Activity
Could the listing below be returned exactly, with its pictures left out?

§

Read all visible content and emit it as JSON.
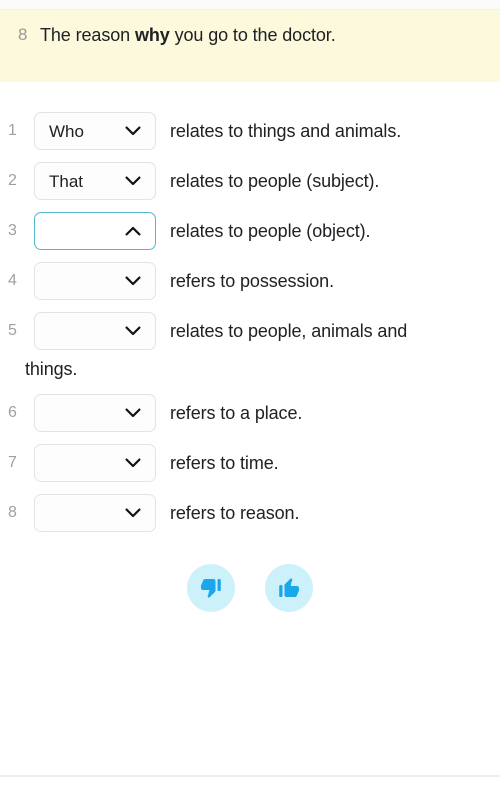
{
  "prompt": {
    "number": "8",
    "text_before": "The reason ",
    "text_bold": "why",
    "text_after": " you go to the doctor."
  },
  "colors": {
    "prompt_band": "#fcf9dd",
    "active_border": "#53b8c7",
    "thumb_bg": "#cdf1fb",
    "thumb_fg": "#1aa7ec",
    "text": "#202124",
    "number": "#a0a0a0",
    "select_border": "#e2e3e5"
  },
  "rows": [
    {
      "number": "1",
      "value": "Who",
      "placeholder": "",
      "chevron": "chevron-down-icon",
      "active": false,
      "description": "relates to things and animals.",
      "wrapped": ""
    },
    {
      "number": "2",
      "value": "That",
      "placeholder": "",
      "chevron": "chevron-down-icon",
      "active": false,
      "description": "relates to people (subject).",
      "wrapped": ""
    },
    {
      "number": "3",
      "value": "",
      "placeholder": "",
      "chevron": "chevron-up-icon",
      "active": true,
      "description": "relates to people (object).",
      "wrapped": ""
    },
    {
      "number": "4",
      "value": "",
      "placeholder": "",
      "chevron": "chevron-down-icon",
      "active": false,
      "description": "refers to possession.",
      "wrapped": ""
    },
    {
      "number": "5",
      "value": "",
      "placeholder": "",
      "chevron": "chevron-down-icon",
      "active": false,
      "description": "relates to people, animals and",
      "wrapped": "things."
    },
    {
      "number": "6",
      "value": "",
      "placeholder": "",
      "chevron": "chevron-down-icon",
      "active": false,
      "description": "refers to a place.",
      "wrapped": ""
    },
    {
      "number": "7",
      "value": "",
      "placeholder": "",
      "chevron": "chevron-down-icon",
      "active": false,
      "description": "refers to time.",
      "wrapped": ""
    },
    {
      "number": "8",
      "value": "",
      "placeholder": "",
      "chevron": "chevron-down-icon",
      "active": false,
      "description": "refers to reason.",
      "wrapped": ""
    }
  ],
  "feedback": {
    "thumbs_down_icon": "thumbs-down-icon",
    "thumbs_up_icon": "thumbs-up-icon"
  }
}
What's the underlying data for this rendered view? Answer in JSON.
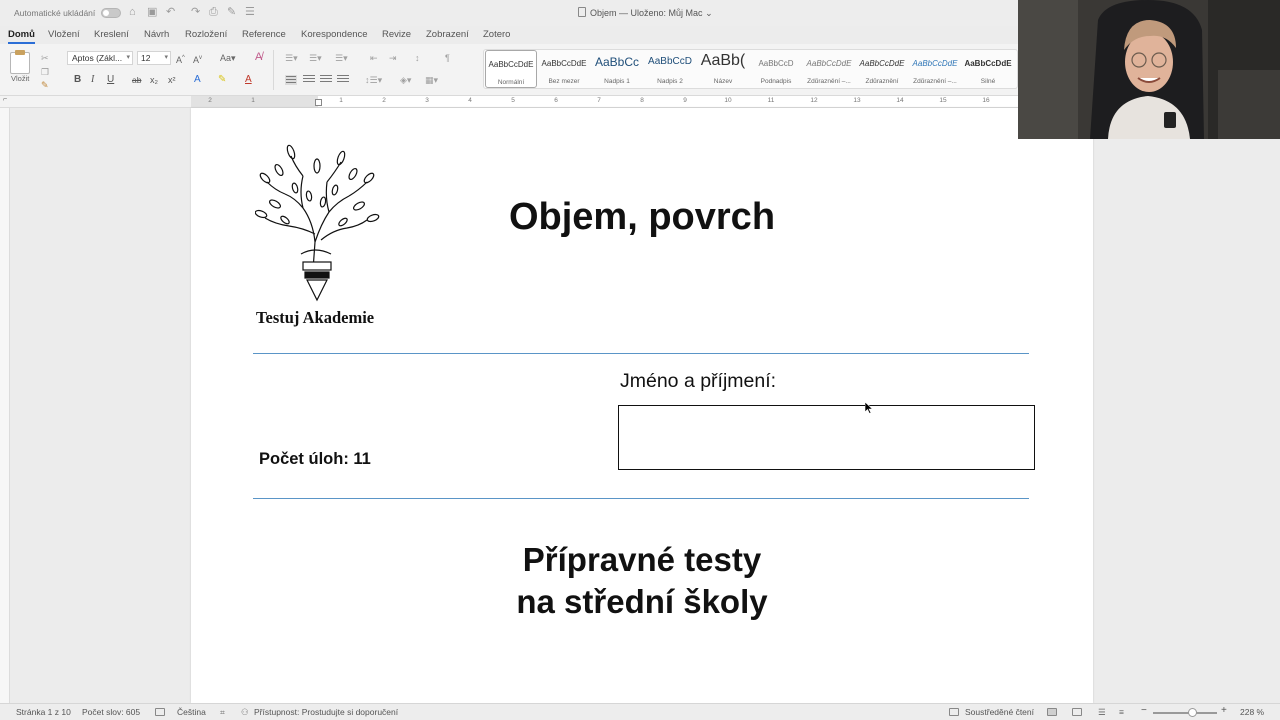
{
  "titlebar": {
    "autosave_label": "Automatické ukládání",
    "document_title": "Objem — Uloženo: Můj Mac",
    "dropdown_glyph": "⌄"
  },
  "ribbon_tabs": [
    "Domů",
    "Vložení",
    "Kreslení",
    "Návrh",
    "Rozložení",
    "Reference",
    "Korespondence",
    "Revize",
    "Zobrazení",
    "Zotero"
  ],
  "ribbon": {
    "paste_label": "Vložit",
    "font_name": "Aptos (Zákl...",
    "font_size": "12",
    "format_buttons": [
      "B",
      "I",
      "U",
      "ab",
      "x₂",
      "x²"
    ],
    "styles": [
      {
        "preview": "AaBbCcDdE",
        "name": "Normální"
      },
      {
        "preview": "AaBbCcDdE",
        "name": "Bez mezer"
      },
      {
        "preview": "AaBbCc",
        "name": "Nadpis 1"
      },
      {
        "preview": "AaBbCcD",
        "name": "Nadpis 2"
      },
      {
        "preview": "AaBb(",
        "name": "Název"
      },
      {
        "preview": "AaBbCcD",
        "name": "Podnadpis"
      },
      {
        "preview": "AaBbCcDdE",
        "name": "Zdůraznění –..."
      },
      {
        "preview": "AaBbCcDdE",
        "name": "Zdůraznění"
      },
      {
        "preview": "AaBbCcDdE",
        "name": "Zdůraznění –..."
      },
      {
        "preview": "AaBbCcDdE",
        "name": "Silné"
      }
    ]
  },
  "ruler": {
    "numbers": [
      "2",
      "1",
      "1",
      "2",
      "3",
      "4",
      "5",
      "6",
      "7",
      "8",
      "9",
      "10",
      "11",
      "12",
      "13",
      "14",
      "15",
      "16"
    ]
  },
  "document": {
    "logo_text": "Testuj Akademie",
    "title": "Objem, povrch",
    "name_label": "Jméno a příjmení:",
    "task_count": "Počet úloh: 11",
    "subtitle_line1": "Přípravné testy",
    "subtitle_line2": "na střední školy"
  },
  "statusbar": {
    "page": "Stránka 1 z 10",
    "word_count": "Počet slov: 605",
    "language": "Čeština",
    "accessibility": "Přístupnost: Prostudujte si doporučení",
    "focus": "Soustředěné čtení",
    "zoom": "228 %",
    "zoom_minus": "−",
    "zoom_plus": "+"
  },
  "colors": {
    "accent": "#2b6ed6",
    "rule": "#5a95c7"
  }
}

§

Task response
Read all visible content and emit it as JSON.
{
  "prompt": {
    "number": "8",
    "text_before": "The reason ",
    "text_bold": "why",
    "text_after": " you go to the doctor."
  },
  "colors": {
    "prompt_band": "#fcf9dd",
    "active_border": "#53b8c7",
    "thumb_bg": "#cdf1fb",
    "thumb_fg": "#1aa7ec",
    "text": "#202124",
    "number": "#a0a0a0",
    "select_border": "#e2e3e5"
  },
  "rows": [
    {
      "number": "1",
      "value": "Who",
      "placeholder": "",
      "chevron": "chevron-down-icon",
      "active": false,
      "description": "relates to things and animals.",
      "wrapped": ""
    },
    {
      "number": "2",
      "value": "That",
      "placeholder": "",
      "chevron": "chevron-down-icon",
      "active": false,
      "description": "relates to people (subject).",
      "wrapped": ""
    },
    {
      "number": "3",
      "value": "",
      "placeholder": "",
      "chevron": "chevron-up-icon",
      "active": true,
      "description": "relates to people (object).",
      "wrapped": ""
    },
    {
      "number": "4",
      "value": "",
      "placeholder": "",
      "chevron": "chevron-down-icon",
      "active": false,
      "description": "refers to possession.",
      "wrapped": ""
    },
    {
      "number": "5",
      "value": "",
      "placeholder": "",
      "chevron": "chevron-down-icon",
      "active": false,
      "description": "relates to people, animals and",
      "wrapped": "things."
    },
    {
      "number": "6",
      "value": "",
      "placeholder": "",
      "chevron": "chevron-down-icon",
      "active": false,
      "description": "refers to a place.",
      "wrapped": ""
    },
    {
      "number": "7",
      "value": "",
      "placeholder": "",
      "chevron": "chevron-down-icon",
      "active": false,
      "description": "refers to time.",
      "wrapped": ""
    },
    {
      "number": "8",
      "value": "",
      "placeholder": "",
      "chevron": "chevron-down-icon",
      "active": false,
      "description": "refers to reason.",
      "wrapped": ""
    }
  ],
  "feedback": {
    "thumbs_down_icon": "thumbs-down-icon",
    "thumbs_up_icon": "thumbs-up-icon"
  }
}
What's the underlying data for this rendered view? Answer in JSON.
{
  "titlebar": {
    "autosave_label": "Automatické ukládání",
    "document_title": "Objem — Uloženo: Můj Mac",
    "dropdown_glyph": "⌄"
  },
  "ribbon_tabs": [
    "Domů",
    "Vložení",
    "Kreslení",
    "Návrh",
    "Rozložení",
    "Reference",
    "Korespondence",
    "Revize",
    "Zobrazení",
    "Zotero"
  ],
  "ribbon": {
    "paste_label": "Vložit",
    "font_name": "Aptos (Zákl...",
    "font_size": "12",
    "format_buttons": [
      "B",
      "I",
      "U",
      "ab",
      "x₂",
      "x²"
    ],
    "styles": [
      {
        "preview": "AaBbCcDdE",
        "name": "Normální"
      },
      {
        "preview": "AaBbCcDdE",
        "name": "Bez mezer"
      },
      {
        "preview": "AaBbCc",
        "name": "Nadpis 1"
      },
      {
        "preview": "AaBbCcD",
        "name": "Nadpis 2"
      },
      {
        "preview": "AaBb(",
        "name": "Název"
      },
      {
        "preview": "AaBbCcD",
        "name": "Podnadpis"
      },
      {
        "preview": "AaBbCcDdE",
        "name": "Zdůraznění –..."
      },
      {
        "preview": "AaBbCcDdE",
        "name": "Zdůraznění"
      },
      {
        "preview": "AaBbCcDdE",
        "name": "Zdůraznění –..."
      },
      {
        "preview": "AaBbCcDdE",
        "name": "Silné"
      }
    ]
  },
  "ruler": {
    "numbers": [
      "2",
      "1",
      "1",
      "2",
      "3",
      "4",
      "5",
      "6",
      "7",
      "8",
      "9",
      "10",
      "11",
      "12",
      "13",
      "14",
      "15",
      "16"
    ]
  },
  "document": {
    "logo_text": "Testuj Akademie",
    "title": "Objem, povrch",
    "name_label": "Jméno a příjmení:",
    "task_count": "Počet úloh: 11",
    "subtitle_line1": "Přípravné testy",
    "subtitle_line2": "na střední školy"
  },
  "statusbar": {
    "page": "Stránka 1 z 10",
    "word_count": "Počet slov: 605",
    "language": "Čeština",
    "accessibility": "Přístupnost: Prostudujte si doporučení",
    "focus": "Soustředěné čtení",
    "zoom": "228 %",
    "zoom_minus": "−",
    "zoom_plus": "+"
  },
  "colors": {
    "accent": "#2b6ed6",
    "rule": "#5a95c7"
  }
}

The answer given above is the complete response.